*** Opening of Records provided ***
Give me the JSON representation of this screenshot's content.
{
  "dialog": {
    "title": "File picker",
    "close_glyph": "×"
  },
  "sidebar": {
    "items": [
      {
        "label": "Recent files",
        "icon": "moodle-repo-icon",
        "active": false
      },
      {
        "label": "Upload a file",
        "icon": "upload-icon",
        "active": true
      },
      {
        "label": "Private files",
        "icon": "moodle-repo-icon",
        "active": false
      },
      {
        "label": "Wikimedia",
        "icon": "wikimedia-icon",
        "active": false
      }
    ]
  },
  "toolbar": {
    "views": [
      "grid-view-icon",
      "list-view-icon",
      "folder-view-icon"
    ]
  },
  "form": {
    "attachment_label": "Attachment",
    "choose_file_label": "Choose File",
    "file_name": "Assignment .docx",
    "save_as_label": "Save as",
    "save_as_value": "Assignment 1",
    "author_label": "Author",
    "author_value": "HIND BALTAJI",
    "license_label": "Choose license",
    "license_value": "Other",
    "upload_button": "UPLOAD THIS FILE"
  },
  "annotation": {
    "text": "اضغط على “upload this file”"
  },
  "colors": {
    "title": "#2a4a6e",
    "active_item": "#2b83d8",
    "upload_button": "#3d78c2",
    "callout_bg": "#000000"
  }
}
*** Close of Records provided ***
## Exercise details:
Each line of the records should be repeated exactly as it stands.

## Answer to the problem:
Give me the JSON representation of this screenshot's content.
{
  "dialog": {
    "title": "File picker",
    "close_glyph": "×"
  },
  "sidebar": {
    "items": [
      {
        "label": "Recent files",
        "icon": "moodle-repo-icon",
        "active": false
      },
      {
        "label": "Upload a file",
        "icon": "upload-icon",
        "active": true
      },
      {
        "label": "Private files",
        "icon": "moodle-repo-icon",
        "active": false
      },
      {
        "label": "Wikimedia",
        "icon": "wikimedia-icon",
        "active": false
      }
    ]
  },
  "toolbar": {
    "views": [
      "grid-view-icon",
      "list-view-icon",
      "folder-view-icon"
    ]
  },
  "form": {
    "attachment_label": "Attachment",
    "choose_file_label": "Choose File",
    "file_name": "Assignment .docx",
    "save_as_label": "Save as",
    "save_as_value": "Assignment 1",
    "author_label": "Author",
    "author_value": "HIND BALTAJI",
    "license_label": "Choose license",
    "license_value": "Other",
    "upload_button": "UPLOAD THIS FILE"
  },
  "annotation": {
    "text": "اضغط على “upload this file”"
  },
  "colors": {
    "title": "#2a4a6e",
    "active_item": "#2b83d8",
    "upload_button": "#3d78c2",
    "callout_bg": "#000000"
  }
}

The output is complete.